Although we automatically side with him, we’re never really sure why, since he thinks our way of life is wrong – we should be living in harmony with nature. Yet Sky’s nemesis ‘Ambrose Goodchild’, the Earth’s created saviour whom we should be siding with, is annoyed with the fact that Sky’s godly predecessors gifted humanity with intelligence, thus setting us against the Earth. The Earth would rather we were stupid and unchanging. Sky represents the powers of the sky, as his name suggests, and wants us to travel to the stars, although without using machines.

The conclusion (spoilers)
For six episodes, Sky slowly gains in strength while the Earth does its best to destroy him. As well as Goodchild and any living plants, the Earth uses the birds (or maybe just the crows), incarnating them in human form as well, before eventually Sky becomes too powerful for these manifestations to do anything to him – so they decide to get revenge on the humans until Sky forces them to back down.

He departs this time, wiping his companions’ memories of his existence and without so much as a word of thanks. However, one of the companions, Arby, follows him to the future through the Juganet, which is to be found at Stonehenge and other stone circles.

We then get a glimpse of our telepathic descendants, who live off the land and who vaguely recall spaceflight and machines through their own cargo-cult ceremonies and wicker man totem. Their simpler life makes them more open to the correct teachings than ours does and Sky is there to lead them. He sends Arby back in time, leaving him with his memories and some of the knowledge Sky was to give the future humans.

Except Arby decides to ignore Sky’s teachings and live as he always does since none of it really matters, a suitably depressing and realistic outcome for a 70s show.

Final thoughts
While the acting is pretty iffy throughout, Marc Harrison, who plays Sky, is eerily engrossing, not least because he always wears coloured, whole-eye contact lenses; Robert Eddison who plays Goodchild is equally eerie, although whether his acting is poor or simply designed to highlight the differentness of Goodchild is debatable.

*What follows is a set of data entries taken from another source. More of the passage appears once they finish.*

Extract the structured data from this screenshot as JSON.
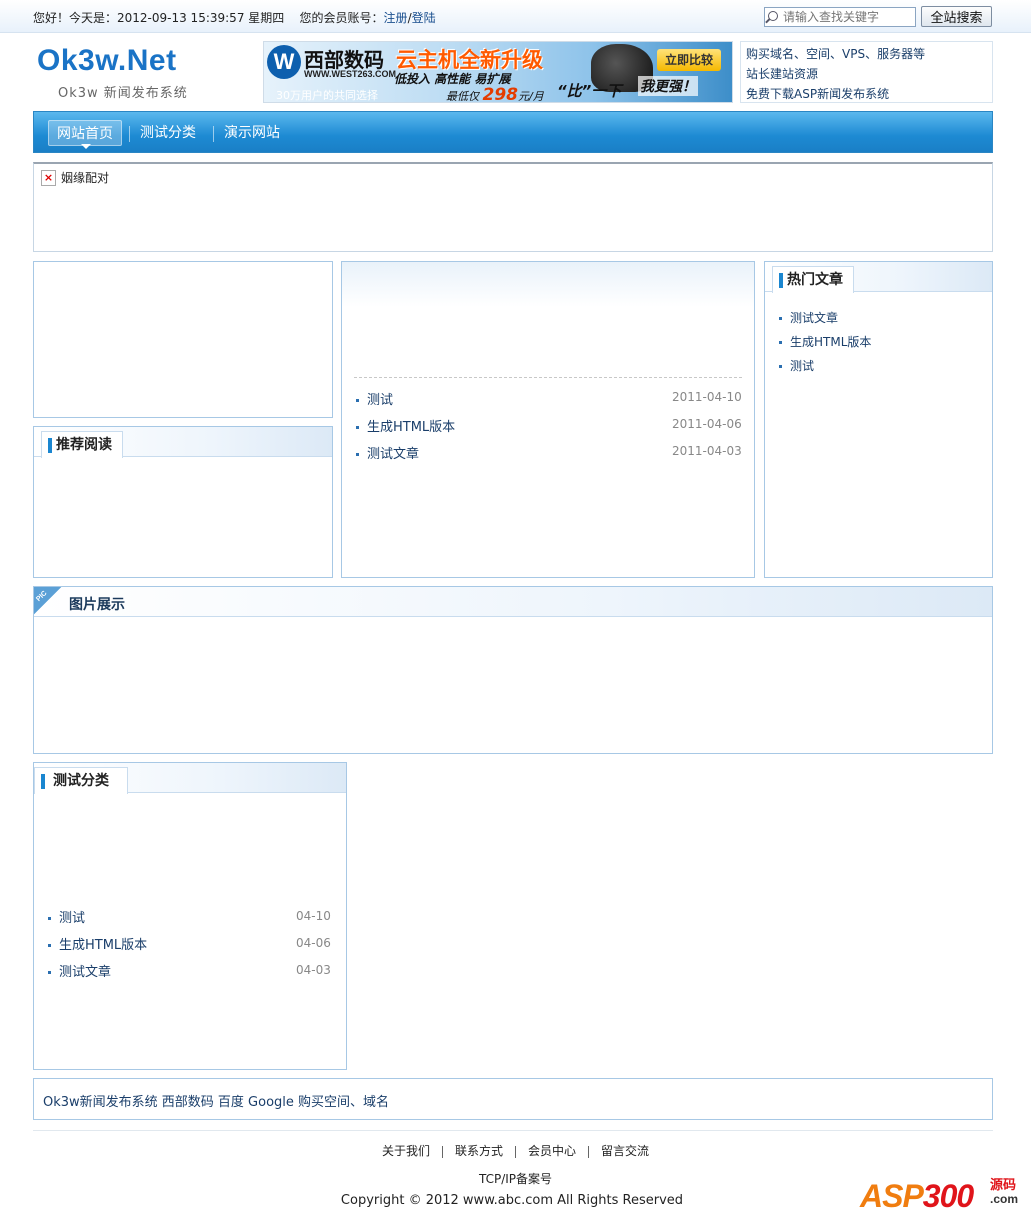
{
  "topbar": {
    "greeting": "您好！今天是：2012-09-13 15:39:57 星期四",
    "member_label": "您的会员账号：",
    "register": "注册",
    "slash": "/",
    "login": "登陆",
    "search_placeholder": "请输入查找关键字",
    "search_button": "全站搜索"
  },
  "header": {
    "logo": "Ok3w.Net",
    "logo_sub": "Ok3w 新闻发布系统"
  },
  "ad": {
    "brand_mark": "W",
    "brand": "西部数码",
    "site": "WWW.WEST263.COM",
    "slogan": "云主机全新升级",
    "features": "低投入  高性能  易扩展",
    "users": "30万用户的共同选择",
    "price_prefix": "最低仅",
    "price": "298",
    "price_suffix": "元/月",
    "compare": "立即比较",
    "bi": "“比”一下",
    "strong": "我更强！"
  },
  "right_links": [
    "购买域名、空间、VPS、服务器等",
    "站长建站资源",
    "免费下载ASP新闻发布系统"
  ],
  "nav": [
    "网站首页",
    "测试分类",
    "演示网站"
  ],
  "marriage": {
    "label": "姻缘配对",
    "broken_icon": "×"
  },
  "recommend": {
    "title": "推荐阅读"
  },
  "center_list": [
    {
      "title": "测试",
      "date": "2011-04-10"
    },
    {
      "title": "生成HTML版本",
      "date": "2011-04-06"
    },
    {
      "title": "测试文章",
      "date": "2011-04-03"
    }
  ],
  "hot": {
    "title": "热门文章",
    "items": [
      "测试文章",
      "生成HTML版本",
      "测试"
    ]
  },
  "pictures": {
    "title": "图片展示",
    "ribbon": "PIC"
  },
  "category": {
    "title": "测试分类",
    "items": [
      {
        "title": "测试",
        "date": "04-10"
      },
      {
        "title": "生成HTML版本",
        "date": "04-06"
      },
      {
        "title": "测试文章",
        "date": "04-03"
      }
    ]
  },
  "friend_links": "Ok3w新闻发布系统 西部数码 百度 Google 购买空间、域名",
  "bottom_nav": [
    "关于我们",
    "联系方式",
    "会员中心",
    "留言交流"
  ],
  "icp": "TCP/IP备案号",
  "copyright": "Copyright © 2012 www.abc.com All Rights Reserved",
  "watermark": {
    "asp": "ASP",
    "num": "300",
    "yuanma": "源码",
    "com": ".com"
  }
}
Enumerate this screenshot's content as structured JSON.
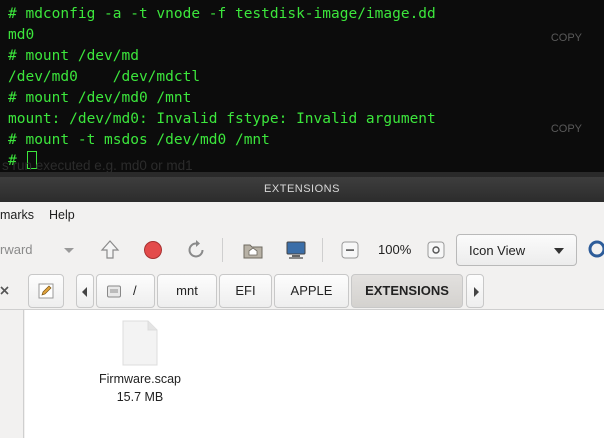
{
  "terminal": {
    "lines": [
      "# mdconfig -a -t vnode -f testdisk-image/image.dd",
      "md0",
      "# mount /dev/md",
      "/dev/md0    /dev/mdctl",
      "# mount /dev/md0 /mnt",
      "mount: /dev/md0: Invalid fstype: Invalid argument",
      "# mount -t msdos /dev/md0 /mnt",
      "# "
    ],
    "copy_label": "COPY",
    "overlay_text": "s run executed e.g. md0 or md1"
  },
  "window": {
    "title": "EXTENSIONS"
  },
  "menubar": {
    "items": [
      "marks",
      "Help"
    ]
  },
  "toolbar": {
    "forward_label": "rward",
    "zoom_level": "100%",
    "view_mode": "Icon View"
  },
  "pathbar": {
    "root_label": "/",
    "crumbs": [
      "mnt",
      "EFI",
      "APPLE",
      "EXTENSIONS"
    ]
  },
  "files": [
    {
      "name": "Firmware.scap",
      "size": "15.7 MB"
    }
  ],
  "colors": {
    "terminal_bg": "#0c0c0c",
    "terminal_fg": "#3ce63c",
    "titlebar": "#2c2c2c",
    "window_bg": "#f2f1f0"
  }
}
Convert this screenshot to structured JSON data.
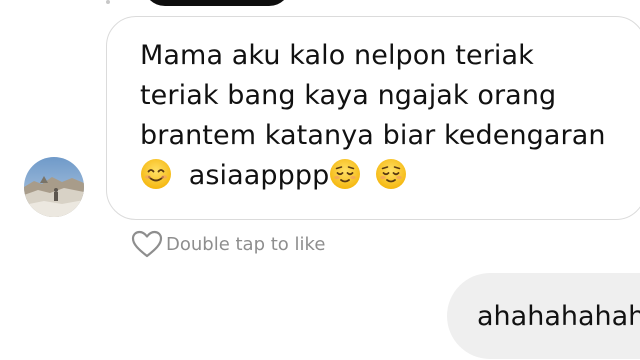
{
  "incoming_message": {
    "line1": "Mama aku kalo nelpon teriak",
    "line2": "teriak bang kaya ngajak orang",
    "line3": "brantem katanya biar kedengaran",
    "tail_text": "asiaapppp"
  },
  "like_prompt": "Double tap to like",
  "outgoing_message": {
    "text": "ahahahahaha"
  },
  "colors": {
    "bubble_border": "#dbdbdb",
    "outgoing_bubble": "#efefef",
    "muted_text": "#8e8e8e",
    "primary_text": "#111111"
  },
  "icons": [
    "heart-icon",
    "smiling-face-emoji",
    "relieved-face-emoji"
  ]
}
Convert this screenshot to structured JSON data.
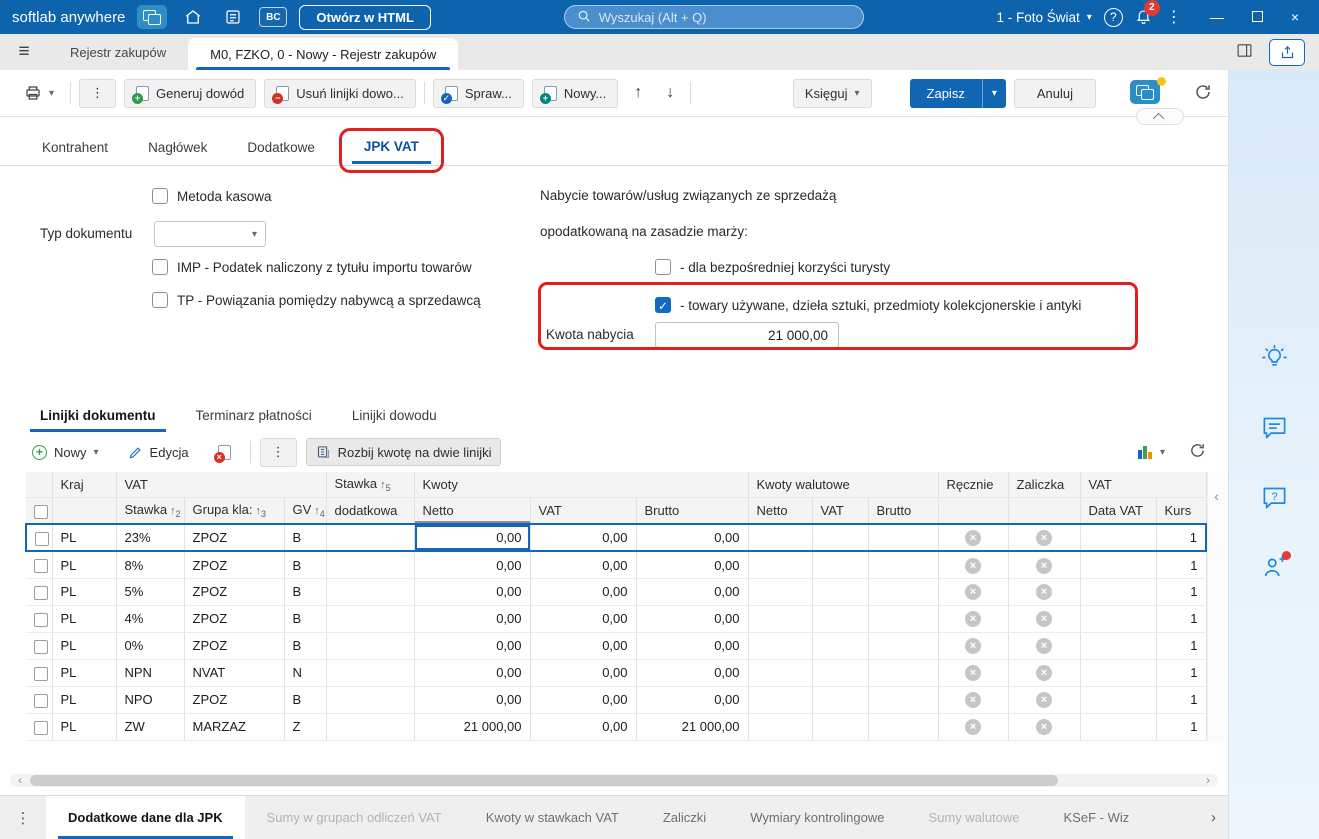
{
  "topbar": {
    "app_name": "softlab anywhere",
    "bc_icon_label": "BC",
    "open_html_label": "Otwórz w HTML",
    "search_placeholder": "Wyszukaj (Alt + Q)",
    "company_selector": "1 - Foto Świat",
    "notification_badge": "2"
  },
  "tabbar": {
    "tab_inactive": "Rejestr zakupów",
    "tab_active": "M0, FZKO, 0 - Nowy - Rejestr zakupów"
  },
  "toolbar": {
    "generuj_dowod": "Generuj dowód",
    "usun_linijki": "Usuń linijki dowo...",
    "sprawdz": "Spraw...",
    "nowy": "Nowy...",
    "ksieguj": "Księguj",
    "zapisz": "Zapisz",
    "anuluj": "Anuluj"
  },
  "form_tabs": {
    "items": [
      "Kontrahent",
      "Nagłówek",
      "Dodatkowe",
      "JPK VAT"
    ],
    "active": "JPK VAT"
  },
  "form": {
    "metoda_kasowa": "Metoda kasowa",
    "typ_dokumentu_label": "Typ dokumentu",
    "imp_label": "IMP - Podatek naliczony z tytułu importu towarów",
    "tp_label": "TP - Powiązania pomiędzy nabywcą a sprzedawcą",
    "marza_line1": "Nabycie towarów/usług związanych ze sprzedażą",
    "marza_line2": "opodatkowaną na zasadzie marży:",
    "turysta_label": "- dla bezpośredniej korzyści turysty",
    "towary_label": "- towary używane, dzieła sztuki, przedmioty kolekcjonerskie i antyki",
    "kwota_nabycia_label": "Kwota nabycia",
    "kwota_nabycia_value": "21 000,00"
  },
  "detail_tabs": {
    "items": [
      "Linijki dokumentu",
      "Terminarz płatności",
      "Linijki dowodu"
    ],
    "active": "Linijki dokumentu"
  },
  "toolbar2": {
    "nowy": "Nowy",
    "edycja": "Edycja",
    "rozbij": "Rozbij kwotę na dwie linijki"
  },
  "table": {
    "groups": {
      "kraj": "Kraj",
      "vat": "VAT",
      "stawka_dod": "Stawka",
      "kwoty": "Kwoty",
      "kwoty_walutowe": "Kwoty walutowe",
      "recznie": "Ręcznie",
      "zaliczka": "Zaliczka",
      "vat_info": "VAT"
    },
    "cols": {
      "stawka": "Stawka",
      "grupa": "Grupa kla:",
      "gv": "GV",
      "dodatkowa": "dodatkowa",
      "netto": "Netto",
      "vat": "VAT",
      "brutto": "Brutto",
      "wal_netto": "Netto",
      "wal_vat": "VAT",
      "wal_brutto": "Brutto",
      "data_vat": "Data VAT",
      "kurs": "Kurs"
    },
    "sort": {
      "stawka": "2",
      "grupa": "3",
      "gv": "4",
      "dodatkowa": "5"
    },
    "rows": [
      {
        "kraj": "PL",
        "stawka": "23%",
        "grupa": "ZPOZ",
        "gv": "B",
        "dodatkowa": "",
        "netto": "0,00",
        "vat": "0,00",
        "brutto": "0,00",
        "wal_netto": "",
        "wal_vat": "",
        "wal_brutto": "",
        "data_vat": "",
        "kurs": "1"
      },
      {
        "kraj": "PL",
        "stawka": "8%",
        "grupa": "ZPOZ",
        "gv": "B",
        "dodatkowa": "",
        "netto": "0,00",
        "vat": "0,00",
        "brutto": "0,00",
        "wal_netto": "",
        "wal_vat": "",
        "wal_brutto": "",
        "data_vat": "",
        "kurs": "1"
      },
      {
        "kraj": "PL",
        "stawka": "5%",
        "grupa": "ZPOZ",
        "gv": "B",
        "dodatkowa": "",
        "netto": "0,00",
        "vat": "0,00",
        "brutto": "0,00",
        "wal_netto": "",
        "wal_vat": "",
        "wal_brutto": "",
        "data_vat": "",
        "kurs": "1"
      },
      {
        "kraj": "PL",
        "stawka": "4%",
        "grupa": "ZPOZ",
        "gv": "B",
        "dodatkowa": "",
        "netto": "0,00",
        "vat": "0,00",
        "brutto": "0,00",
        "wal_netto": "",
        "wal_vat": "",
        "wal_brutto": "",
        "data_vat": "",
        "kurs": "1"
      },
      {
        "kraj": "PL",
        "stawka": "0%",
        "grupa": "ZPOZ",
        "gv": "B",
        "dodatkowa": "",
        "netto": "0,00",
        "vat": "0,00",
        "brutto": "0,00",
        "wal_netto": "",
        "wal_vat": "",
        "wal_brutto": "",
        "data_vat": "",
        "kurs": "1"
      },
      {
        "kraj": "PL",
        "stawka": "NPN",
        "grupa": "NVAT",
        "gv": "N",
        "dodatkowa": "",
        "netto": "0,00",
        "vat": "0,00",
        "brutto": "0,00",
        "wal_netto": "",
        "wal_vat": "",
        "wal_brutto": "",
        "data_vat": "",
        "kurs": "1"
      },
      {
        "kraj": "PL",
        "stawka": "NPO",
        "grupa": "ZPOZ",
        "gv": "B",
        "dodatkowa": "",
        "netto": "0,00",
        "vat": "0,00",
        "brutto": "0,00",
        "wal_netto": "",
        "wal_vat": "",
        "wal_brutto": "",
        "data_vat": "",
        "kurs": "1"
      },
      {
        "kraj": "PL",
        "stawka": "ZW",
        "grupa": "MARZAZ",
        "gv": "Z",
        "dodatkowa": "",
        "netto": "21 000,00",
        "vat": "0,00",
        "brutto": "21 000,00",
        "wal_netto": "",
        "wal_vat": "",
        "wal_brutto": "",
        "data_vat": "",
        "kurs": "1"
      }
    ]
  },
  "bottom_tabs": {
    "items": [
      {
        "label": "Dodatkowe dane dla JPK",
        "active": true
      },
      {
        "label": "Sumy w grupach odliczeń VAT",
        "disabled": true
      },
      {
        "label": "Kwoty w stawkach VAT"
      },
      {
        "label": "Zaliczki"
      },
      {
        "label": "Wymiary kontrolingowe"
      },
      {
        "label": "Sumy walutowe",
        "disabled": true
      },
      {
        "label": "KSeF - Wiz"
      }
    ]
  },
  "icons": {
    "hamburger": "≡",
    "kebab": "⋮",
    "chevron_down": "▾",
    "chevron_left": "‹",
    "chevron_right": "›",
    "arrow_up": "↑",
    "arrow_down": "↓",
    "sort_asc": "↑",
    "clear_x": "×",
    "minimize": "—",
    "close": "×",
    "help": "?"
  },
  "colors": {
    "topbar_blue": "#0d63ac",
    "accent_blue": "#1565c0",
    "annotation_red": "#e0201c",
    "cell_yellow": "#faf7e1",
    "cell_blue": "#d9e4f0",
    "cell_gray": "#d7d7d7",
    "badge_red": "#e53935"
  }
}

As a show, it’s pretty creepy and the fact it’s not actually that accessible or readily understandable makes it far less of a throwaway show than most – in fact, my wife bet me a tenner I wouldn’t be able to explain it. While imperfect, it does challenge and its originality is refreshing. It’s fondly remembered, but Network has the DVD rights and they’re not releasing it yet.

You can find the first few episodes of Sky for yourself on YouTube, but here’s the opening to episode three, Goodchild, which sees Sky being a bit of a git as well as the arrival of his nemesis.

* You’ll notice how I glossed over The Tomorrow People there. It was just awful and everyone responsible should probably be locked away for the public good
** For legal reasons, I’d like to point out that they weren’t. I was just making that up. It’s not true
*** I’m curious as to whether Captain Jack’s coat in Torchwood might be an homage to Sky’s get-up in earlier episodes


  • Rob Buckley

    I’m Rob Buckley, a journalist who writes for UK media magazines that most people have never heard of although you might have heard me on the podcast Lockdown Land or Radio 5 Live’s Saturday Edition or Afternoon Edition. I’ve edited Dreamwatch, Sprocket and Cambridge Film Festival Daily; been technical editor for TV producers magazine Televisual; reviewed films for the short-lived newspaper Cambridge Insider; written features for the even shorter-lived newspaper Soho Independent; and was regularly sarcastic about television on the blink-and-you-missed-it “web site for urban hedonists” The Tribe. Since going freelance, I've contributed to the likes of Broadcast, Total Content + Media, Action TV, Off The Telly, Action Network, TV Scoop and The Custard TV.